As a performer, one also lives his or her dreams, pursuing that passion which is so strong it drives one to follow those dreams despite any of the above.
Beside this HUGE reason an actor has for giving thanks, here are some of the simple, and not-so-simple, day-to-day positives that being an NYC actor brings~
Auditioning with Thanks…
-See your friends
-Meet new friends
-Get work done while at work….makes sense…but a lot of people don’t necessarily see it like that…
-Practice your craft (singing, performing monologues, dancing)
-Free dance class, sometimes with people you would pay big money to actually take from (i.e. Andy Blankenbeuler, Randy Skinner….for the non-musical theatre people reading this, let me know if you need some more details 😉 )
-Network…never know who will be sitting next to you

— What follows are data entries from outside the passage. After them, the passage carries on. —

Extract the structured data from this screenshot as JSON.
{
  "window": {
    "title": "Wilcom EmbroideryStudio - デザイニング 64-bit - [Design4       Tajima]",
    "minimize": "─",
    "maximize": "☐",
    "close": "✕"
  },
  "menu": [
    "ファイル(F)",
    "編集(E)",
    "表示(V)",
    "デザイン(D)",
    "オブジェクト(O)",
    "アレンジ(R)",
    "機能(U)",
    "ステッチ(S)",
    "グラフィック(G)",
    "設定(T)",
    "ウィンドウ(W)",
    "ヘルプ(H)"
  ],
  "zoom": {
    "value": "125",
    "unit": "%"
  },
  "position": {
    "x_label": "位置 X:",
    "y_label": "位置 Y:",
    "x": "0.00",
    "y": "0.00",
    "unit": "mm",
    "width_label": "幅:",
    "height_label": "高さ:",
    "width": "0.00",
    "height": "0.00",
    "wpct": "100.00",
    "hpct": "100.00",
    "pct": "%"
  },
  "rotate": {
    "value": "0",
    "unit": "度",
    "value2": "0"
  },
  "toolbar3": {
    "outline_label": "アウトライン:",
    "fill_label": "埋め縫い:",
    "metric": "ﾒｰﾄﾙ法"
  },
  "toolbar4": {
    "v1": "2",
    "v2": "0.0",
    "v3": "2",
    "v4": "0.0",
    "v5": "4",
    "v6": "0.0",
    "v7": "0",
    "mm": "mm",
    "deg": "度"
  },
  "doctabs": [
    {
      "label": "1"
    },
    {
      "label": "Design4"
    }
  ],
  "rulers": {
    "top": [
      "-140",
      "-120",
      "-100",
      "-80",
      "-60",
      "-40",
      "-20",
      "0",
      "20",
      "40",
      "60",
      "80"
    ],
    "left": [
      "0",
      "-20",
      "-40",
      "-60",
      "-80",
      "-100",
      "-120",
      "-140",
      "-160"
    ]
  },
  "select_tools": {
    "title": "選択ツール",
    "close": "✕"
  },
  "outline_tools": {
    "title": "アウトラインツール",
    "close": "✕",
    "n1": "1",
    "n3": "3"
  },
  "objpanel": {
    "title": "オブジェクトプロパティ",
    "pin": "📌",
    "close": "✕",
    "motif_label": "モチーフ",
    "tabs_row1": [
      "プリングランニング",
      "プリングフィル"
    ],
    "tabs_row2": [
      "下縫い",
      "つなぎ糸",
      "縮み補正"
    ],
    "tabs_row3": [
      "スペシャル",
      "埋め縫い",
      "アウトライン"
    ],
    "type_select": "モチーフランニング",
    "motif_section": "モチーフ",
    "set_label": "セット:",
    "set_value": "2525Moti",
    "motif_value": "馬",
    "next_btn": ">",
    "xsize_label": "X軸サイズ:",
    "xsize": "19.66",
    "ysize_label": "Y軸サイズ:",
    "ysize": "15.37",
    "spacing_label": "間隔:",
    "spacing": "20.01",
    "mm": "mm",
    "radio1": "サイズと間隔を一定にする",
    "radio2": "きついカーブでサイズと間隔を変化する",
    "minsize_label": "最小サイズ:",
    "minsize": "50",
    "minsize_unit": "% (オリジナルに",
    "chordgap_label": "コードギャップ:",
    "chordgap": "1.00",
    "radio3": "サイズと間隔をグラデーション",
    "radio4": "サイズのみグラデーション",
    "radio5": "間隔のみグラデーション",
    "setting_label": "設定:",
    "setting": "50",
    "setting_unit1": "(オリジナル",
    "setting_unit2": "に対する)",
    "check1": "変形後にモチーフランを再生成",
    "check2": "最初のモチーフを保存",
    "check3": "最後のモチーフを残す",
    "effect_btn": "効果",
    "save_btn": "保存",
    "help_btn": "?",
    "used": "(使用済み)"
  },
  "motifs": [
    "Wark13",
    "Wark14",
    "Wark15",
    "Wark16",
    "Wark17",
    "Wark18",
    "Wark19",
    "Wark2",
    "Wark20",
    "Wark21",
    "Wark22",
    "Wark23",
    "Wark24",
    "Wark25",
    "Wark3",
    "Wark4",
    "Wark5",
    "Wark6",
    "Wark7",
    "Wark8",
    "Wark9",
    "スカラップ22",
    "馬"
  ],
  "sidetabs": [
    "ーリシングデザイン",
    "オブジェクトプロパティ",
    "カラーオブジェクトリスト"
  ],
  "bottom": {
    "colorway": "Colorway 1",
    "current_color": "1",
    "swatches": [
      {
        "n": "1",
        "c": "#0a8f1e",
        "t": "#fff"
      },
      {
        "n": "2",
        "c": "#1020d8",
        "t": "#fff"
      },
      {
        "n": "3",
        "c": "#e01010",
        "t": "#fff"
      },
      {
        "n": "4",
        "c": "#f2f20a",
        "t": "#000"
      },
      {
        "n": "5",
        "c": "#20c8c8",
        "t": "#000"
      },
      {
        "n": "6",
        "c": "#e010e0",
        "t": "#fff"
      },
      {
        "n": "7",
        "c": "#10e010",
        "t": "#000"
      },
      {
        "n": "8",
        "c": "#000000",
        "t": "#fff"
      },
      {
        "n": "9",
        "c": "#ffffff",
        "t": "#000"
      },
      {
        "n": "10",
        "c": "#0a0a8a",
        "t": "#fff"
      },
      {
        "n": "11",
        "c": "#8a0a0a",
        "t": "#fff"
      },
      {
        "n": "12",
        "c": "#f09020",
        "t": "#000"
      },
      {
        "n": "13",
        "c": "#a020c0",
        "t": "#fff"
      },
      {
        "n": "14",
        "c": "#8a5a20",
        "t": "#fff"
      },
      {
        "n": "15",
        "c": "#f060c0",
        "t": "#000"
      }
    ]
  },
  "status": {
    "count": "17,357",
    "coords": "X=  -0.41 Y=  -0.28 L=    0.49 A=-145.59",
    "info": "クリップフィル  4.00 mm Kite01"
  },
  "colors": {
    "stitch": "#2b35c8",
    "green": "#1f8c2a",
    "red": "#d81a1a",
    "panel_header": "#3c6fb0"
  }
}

-See parts of the city (Chelsea one moment, Times Square the next, the random trip to Brooklyn….don’t get too lost!)
-Not have to sit at a desk
-Exercise (Not seeing noneq here, run to the next one, sign in, oh another where they are seeing us, run there….etc.)
-Learn from others….again, for free (overhearing monologues & songs, talking with people with other life experiences…)
-Become friends with Staples….print, copy, print, print…
-Find out from other performers about good classes, people, opportunities…
-And the simple but helpful pleasure of finding out where it is and the passcode to a restroom at the Actor’s Equity Building so can actually have a restroom to use…
(It’s 615 and in the stairwell near the third floor, by the way…)
This list could certainly go on, and I would absolutely love any comments anyone may have!
“The greater danger for most of us is not that our aim is too high and we miss it, but that it is too low and we reach it.”